The American Cancer Society (ACS) recommends that healthcare providers offer the test to patients beginning at age 50 (Medicare covers the test for this age group) and test high-risk men beginning at age 45. But once you turn 75, the risks of screening—and treatment—may outweigh the benefits. You’re more likely to develop prostate cancer if you:
- are age 65 or older
- have a father or a brother with prostate cancer
- are African-American (Asian and Native American men have the lowest risks)
- eat a diet high in fat (particularly animal fat)
Although testing may help detect prostate cancer early, many cancers are slow-growing and never spread beyond the prostate gland. Unfortunately, the PSA test can’t tell you which type you have. Other problems with the test: It often says you have cancer when you don’t. And other factors such as aging, infection or prostate enlargement can affect PSA levels. By having unnecessary treatment, such as surgery or radiation, on a non-aggressive form of cancer, you may risk serious side effects like urinary incontinence, erectile dysfunction or bowel dysfunction.

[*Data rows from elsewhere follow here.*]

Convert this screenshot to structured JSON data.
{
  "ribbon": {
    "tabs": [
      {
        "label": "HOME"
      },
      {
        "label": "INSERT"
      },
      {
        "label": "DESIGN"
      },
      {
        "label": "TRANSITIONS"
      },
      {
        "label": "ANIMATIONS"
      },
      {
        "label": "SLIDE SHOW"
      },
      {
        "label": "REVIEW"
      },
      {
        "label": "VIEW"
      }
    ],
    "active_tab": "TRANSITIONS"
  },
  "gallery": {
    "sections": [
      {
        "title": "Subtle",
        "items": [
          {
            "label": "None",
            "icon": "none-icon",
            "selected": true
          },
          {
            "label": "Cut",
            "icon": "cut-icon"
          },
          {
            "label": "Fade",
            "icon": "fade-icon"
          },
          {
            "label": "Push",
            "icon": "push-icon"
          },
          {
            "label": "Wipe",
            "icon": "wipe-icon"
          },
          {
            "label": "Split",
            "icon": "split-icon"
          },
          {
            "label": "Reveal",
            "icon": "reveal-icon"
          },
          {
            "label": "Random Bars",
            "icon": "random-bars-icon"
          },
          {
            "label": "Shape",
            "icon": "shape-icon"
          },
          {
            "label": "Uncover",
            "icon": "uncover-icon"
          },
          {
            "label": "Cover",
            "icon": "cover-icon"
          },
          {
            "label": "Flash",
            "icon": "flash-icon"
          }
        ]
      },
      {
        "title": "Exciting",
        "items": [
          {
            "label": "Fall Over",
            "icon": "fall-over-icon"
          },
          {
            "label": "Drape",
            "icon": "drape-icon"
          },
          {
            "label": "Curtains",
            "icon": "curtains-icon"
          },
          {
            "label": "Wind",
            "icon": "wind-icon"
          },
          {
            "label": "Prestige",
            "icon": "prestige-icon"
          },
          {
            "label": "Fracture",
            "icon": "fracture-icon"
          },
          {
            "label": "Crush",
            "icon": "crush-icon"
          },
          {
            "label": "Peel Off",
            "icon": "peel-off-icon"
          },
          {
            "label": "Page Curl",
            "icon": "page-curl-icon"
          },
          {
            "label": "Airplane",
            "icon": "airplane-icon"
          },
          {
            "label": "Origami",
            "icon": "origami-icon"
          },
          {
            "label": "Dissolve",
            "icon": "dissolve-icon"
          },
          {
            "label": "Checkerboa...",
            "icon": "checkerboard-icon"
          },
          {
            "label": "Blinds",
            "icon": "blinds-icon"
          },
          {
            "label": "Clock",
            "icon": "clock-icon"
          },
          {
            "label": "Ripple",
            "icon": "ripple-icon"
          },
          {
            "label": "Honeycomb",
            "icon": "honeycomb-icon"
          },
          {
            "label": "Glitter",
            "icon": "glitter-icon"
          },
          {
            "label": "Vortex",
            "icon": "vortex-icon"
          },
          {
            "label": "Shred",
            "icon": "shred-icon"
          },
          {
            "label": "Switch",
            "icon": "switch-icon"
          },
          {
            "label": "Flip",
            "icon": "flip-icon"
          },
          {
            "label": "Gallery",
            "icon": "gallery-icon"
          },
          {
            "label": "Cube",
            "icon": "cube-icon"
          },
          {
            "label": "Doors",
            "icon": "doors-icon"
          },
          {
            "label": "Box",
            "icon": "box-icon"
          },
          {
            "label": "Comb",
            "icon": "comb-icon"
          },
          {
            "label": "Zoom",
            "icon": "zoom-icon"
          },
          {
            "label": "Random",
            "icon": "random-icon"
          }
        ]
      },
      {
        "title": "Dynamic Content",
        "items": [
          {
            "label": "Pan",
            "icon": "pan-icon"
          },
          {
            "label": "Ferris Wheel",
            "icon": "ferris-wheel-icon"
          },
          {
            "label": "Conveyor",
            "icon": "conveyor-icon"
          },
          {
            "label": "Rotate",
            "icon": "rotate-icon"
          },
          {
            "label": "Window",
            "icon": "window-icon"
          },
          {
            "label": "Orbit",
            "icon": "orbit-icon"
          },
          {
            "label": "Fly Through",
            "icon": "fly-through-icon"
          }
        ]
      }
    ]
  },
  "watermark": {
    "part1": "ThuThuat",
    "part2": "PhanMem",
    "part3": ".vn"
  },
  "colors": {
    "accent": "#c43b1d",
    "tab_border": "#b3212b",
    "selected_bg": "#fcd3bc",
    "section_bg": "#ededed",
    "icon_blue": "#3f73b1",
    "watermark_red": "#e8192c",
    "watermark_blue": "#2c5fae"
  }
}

Many healthcare providers also perform a digital rectal exam (DRE), in which they insert a gloved, lubricated finger into the rectum to check for signs of prostate cancer. It’s not as effective as a PSA test, but sometimes it finds cancer in men who have normal PSA levels. Ask your healthcare provider to help you decide when and if you should be tested, and visit the ACS Web site at www.cancer.org for more information about prostate cancer prevention and screening.